By Sahar Chmais
In a rare occurrence, Hays County Commissioners were in sync on a decision opposing the language of a bill that would affect groundwater conservation rules in Hays County.
Constituents have sent letters to County Judge Ruben Becerra and commissioners Lon Shell, Walt Smith and Debbie Ingalsbe opposing HB 4618, according to the commissioners. This bill was created to improve the Hays Trinity Groundwater Conservation District’s (HTGCD) ability to measure water usage, protect water quality, clarify the definition of a Connection Fee and give the district authorization to shift the district’s funding from a growth or development-based connection fee system to a production rate system.
Although commissioners were in favor of a bill that would support the conservation of water earlier this year, Smith said that “the devil is in the details” in regards to the wording of the bill.

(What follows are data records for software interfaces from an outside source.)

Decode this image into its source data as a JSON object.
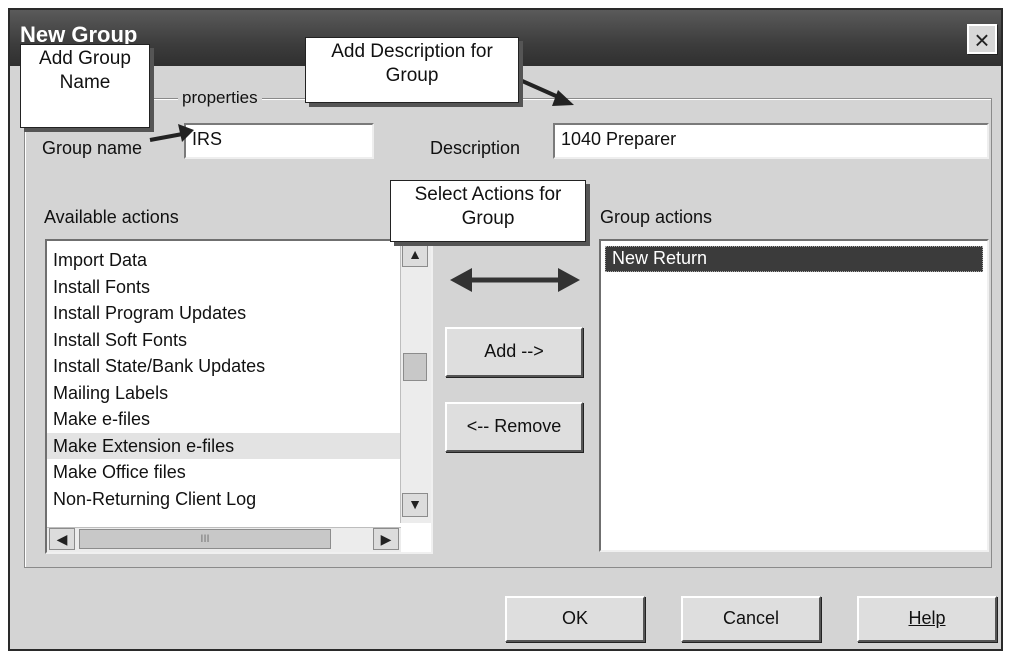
{
  "dialog": {
    "title": "New Group",
    "close_label": "×"
  },
  "groupbox": {
    "legend": "properties"
  },
  "fields": {
    "group_name_label": "Group name",
    "group_name_value": "IRS",
    "description_label": "Description",
    "description_value": "1040 Preparer"
  },
  "available": {
    "label": "Available actions",
    "items": [
      "Import Data",
      "Install Fonts",
      "Install Program Updates",
      "Install Soft Fonts",
      "Install State/Bank Updates",
      "Mailing Labels",
      "Make e-files",
      "Make Extension e-files",
      "Make Office files",
      "Non-Returning Client Log"
    ],
    "hovered_item": "Make Extension e-files"
  },
  "group_actions": {
    "label": "Group actions",
    "items": [
      "New Return"
    ],
    "selected_item": "New Return"
  },
  "buttons": {
    "add": "Add -->",
    "remove": "<-- Remove",
    "ok": "OK",
    "cancel": "Cancel",
    "help": "Help"
  },
  "scrollbar_glyphs": {
    "up": "▲",
    "down": "▼",
    "left": "◀",
    "right": "▶",
    "grip": "III"
  },
  "callouts": {
    "group_name": "Add Group Name",
    "description": "Add Description for Group",
    "actions": "Select Actions for Group"
  }
}
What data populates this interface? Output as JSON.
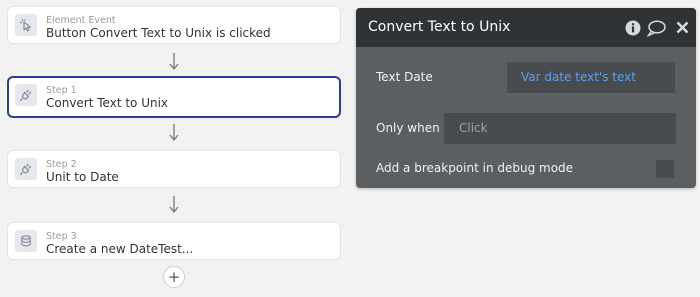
{
  "workflow": {
    "steps": [
      {
        "title": "Element Event",
        "label": "Button Convert Text to Unix is clicked",
        "icon": "cursor-click-icon"
      },
      {
        "title": "Step 1",
        "label": "Convert Text to Unix",
        "icon": "plugin-icon",
        "selected": true
      },
      {
        "title": "Step 2",
        "label": "Unit to Date",
        "icon": "plugin-icon"
      },
      {
        "title": "Step 3",
        "label": "Create a new DateTest...",
        "icon": "database-icon"
      }
    ],
    "add_step_symbol": "+"
  },
  "panel": {
    "title": "Convert Text to Unix",
    "header_icons": [
      "info-icon",
      "comment-icon",
      "close-icon"
    ],
    "fields": {
      "text_date": {
        "label": "Text Date",
        "value": "Var date text's text"
      },
      "only_when": {
        "label": "Only when",
        "placeholder": "Click"
      },
      "breakpoint": {
        "label": "Add a breakpoint in debug mode",
        "checked": false
      }
    }
  },
  "colors": {
    "selected_border": "#2c3f8f",
    "panel_bg": "#5b5f62",
    "panel_header_bg": "#2f3336",
    "dynamic_value": "#5fa0e8",
    "placeholder": "#a0a4a7"
  }
}
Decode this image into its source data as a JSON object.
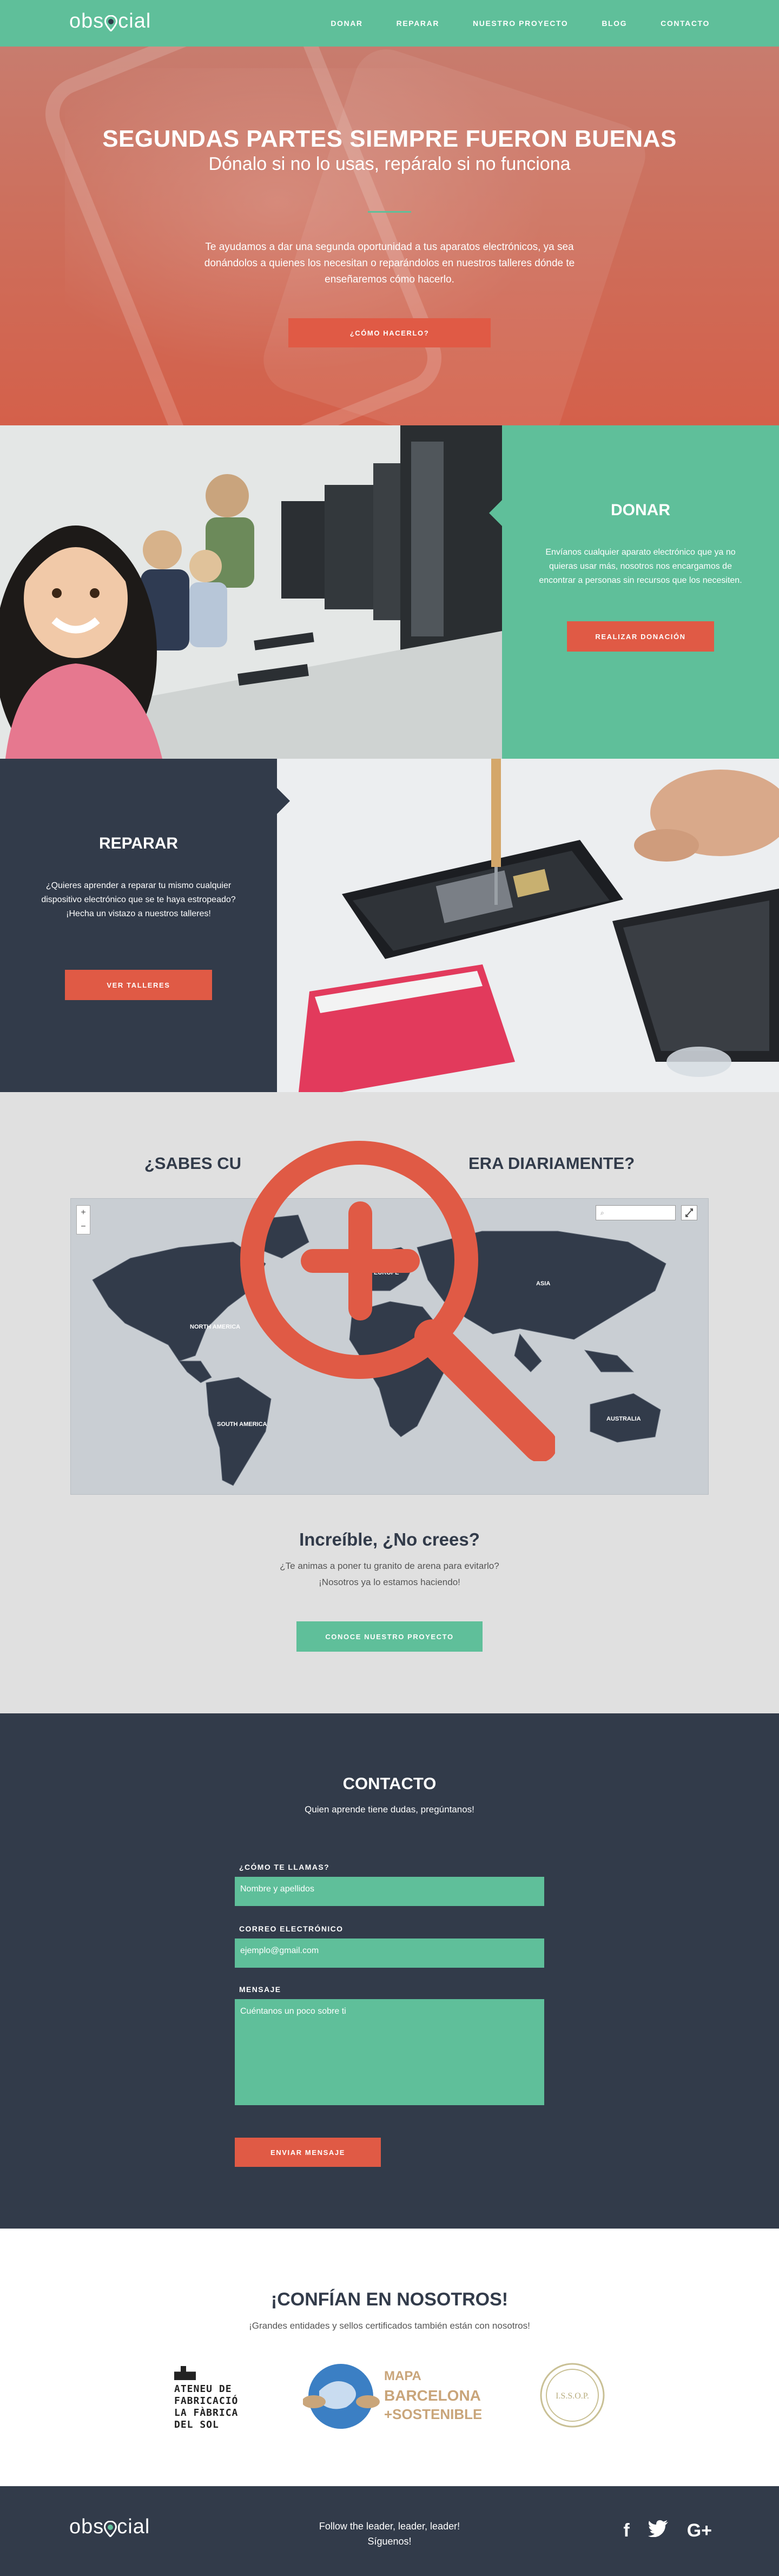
{
  "nav": {
    "logo": {
      "pre": "obs",
      "post": "cial"
    },
    "links": [
      "DONAR",
      "REPARAR",
      "NUESTRO PROYECTO",
      "BLOG",
      "CONTACTO"
    ]
  },
  "hero": {
    "title": "SEGUNDAS PARTES SIEMPRE FUERON BUENAS",
    "subtitle": "Dónalo si no lo usas, repáralo si no funciona",
    "text": "Te ayudamos a dar una segunda oportunidad a tus aparatos electrónicos, ya sea donándolos a quienes los necesitan o reparándolos en nuestros talleres dónde te enseñaremos cómo hacerlo.",
    "button": "¿CÓMO HACERLO?"
  },
  "donar": {
    "title": "DONAR",
    "text": "Envíanos cualquier aparato electrónico que ya no quieras usar más, nosotros nos encargamos de encontrar a personas sin recursos que los necesiten.",
    "button": "REALIZAR DONACIÓN"
  },
  "reparar": {
    "title": "REPARAR",
    "text": "¿Quieres aprender a reparar tu mismo cualquier dispositivo electrónico que se te haya estropeado? ¡Hecha un vistazo a nuestros talleres!",
    "button": "VER TALLERES"
  },
  "map_section": {
    "title_start": "¿SABES CU",
    "title_end": "ERA DIARIAMENTE?",
    "map": {
      "zoom_in": "+",
      "zoom_out": "−",
      "labels": [
        "NORTH AMERICA",
        "SOUTH AMERICA",
        "EUROPE",
        "AFRICA",
        "ASIA",
        "AUSTRALIA"
      ]
    },
    "heading": "Increíble, ¿No crees?",
    "text_line1": "¿Te animas a poner tu granito de arena para evitarlo?",
    "text_line2": "¡Nosotros ya lo estamos haciendo!",
    "button": "CONOCE NUESTRO PROYECTO"
  },
  "contact": {
    "title": "CONTACTO",
    "subtitle": "Quien aprende tiene dudas, pregúntanos!",
    "name_label": "¿CÓMO TE LLAMAS?",
    "name_placeholder": "Nombre y apellidos",
    "email_label": "CORREO ELECTRÓNICO",
    "email_placeholder": "ejemplo@gmail.com",
    "message_label": "MENSAJE",
    "message_placeholder": "Cuéntanos un poco sobre ti",
    "button": "ENVIAR MENSAJE"
  },
  "trust": {
    "title": "¡CONFÍAN EN NOSOTROS!",
    "subtitle": "¡Grandes entidades y sellos certificados también están con nosotros!",
    "ateneu": [
      "ATENEU DE",
      "FABRICACIÓ",
      "LA FÀBRICA",
      "DEL SOL"
    ],
    "mapa": [
      "MAPA",
      "BARCELONA",
      "+SOSTENIBLE"
    ],
    "issop": "I.S.S.O.P."
  },
  "footer": {
    "tagline_1": "Follow the leader, leader, leader!",
    "tagline_2": "Síguenos!",
    "social": [
      "f",
      "t",
      "G+"
    ]
  },
  "colors": {
    "green": "#5fbf9a",
    "navy": "#323b4a",
    "red": "#e05a45",
    "grey": "#e0e0e0"
  }
}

HB 4618 would give districts the ability to require permitting, metering and production fees on residential wells that were established after Sept. 1, 2001, under chapter 36 of the Texas Water Code. District 45 St. Rep. Erin Zwiener issued an apology on social media stating that her office is aware of a drafting error in the bill in regards to the well establishment date.
“Neither I nor the HTGCD board have any intention of requiring permitting, metering, or production fees on residential wells that are already operational,” Zwiener’s statement read. “We also do not have any intention of requiring permitting or production fees for agricultural wells. The drafting error is the use of the date of September 1, 2001 instead of September 1, 2021. We will be releasing a committee substitute that corrects the error before the hearing.”
Smith sent Zwiener a letter on April 12, stating two main issues that will negatively affect residents.
One issue was with the timetable, as to not penalize residents who have lived in Hays County before Sept. 1, 2021.
“New development and additional wells are coming to Northwestern Hays County,” Smith wrote, “and possibly penalizing those who are already here and operating under the rules which were in place when they put in their infrastructure would seem arbitrary at best.”
Hays County is one of the fastest-growing counties in the country and water in Central Texas is a precious resource. Preserving water rights and availability for residents in the dramatically increasing population was one of the main intentions, Smith explained.
Besides the penalization of residential wells, Smith took issue with another section of the bill which would also affect agricultural water use by mandating metering agricultural wells.
“I believe that as private property owners in Texas, we have a duty to preserve our resources,” his letter read, “and no one is better at that stewardship than the farmers and ranchers who earn their living from the land on a daily basis.”
While Smith said he is in support of incentivized programs funding the metering of wells for producers to assist them in establishing their historical usage, a mandate would be problematic.
A bigger issue the county faces is the thousands of homes coming to the area, which have a greater impact on the aquifer than the establishment of certain agricultural uses, Smith explained.
Commissioners unanimously voted to oppose HB 4618 as it is currently written, for that is in the best interest of Hays County residents, stated the resolution.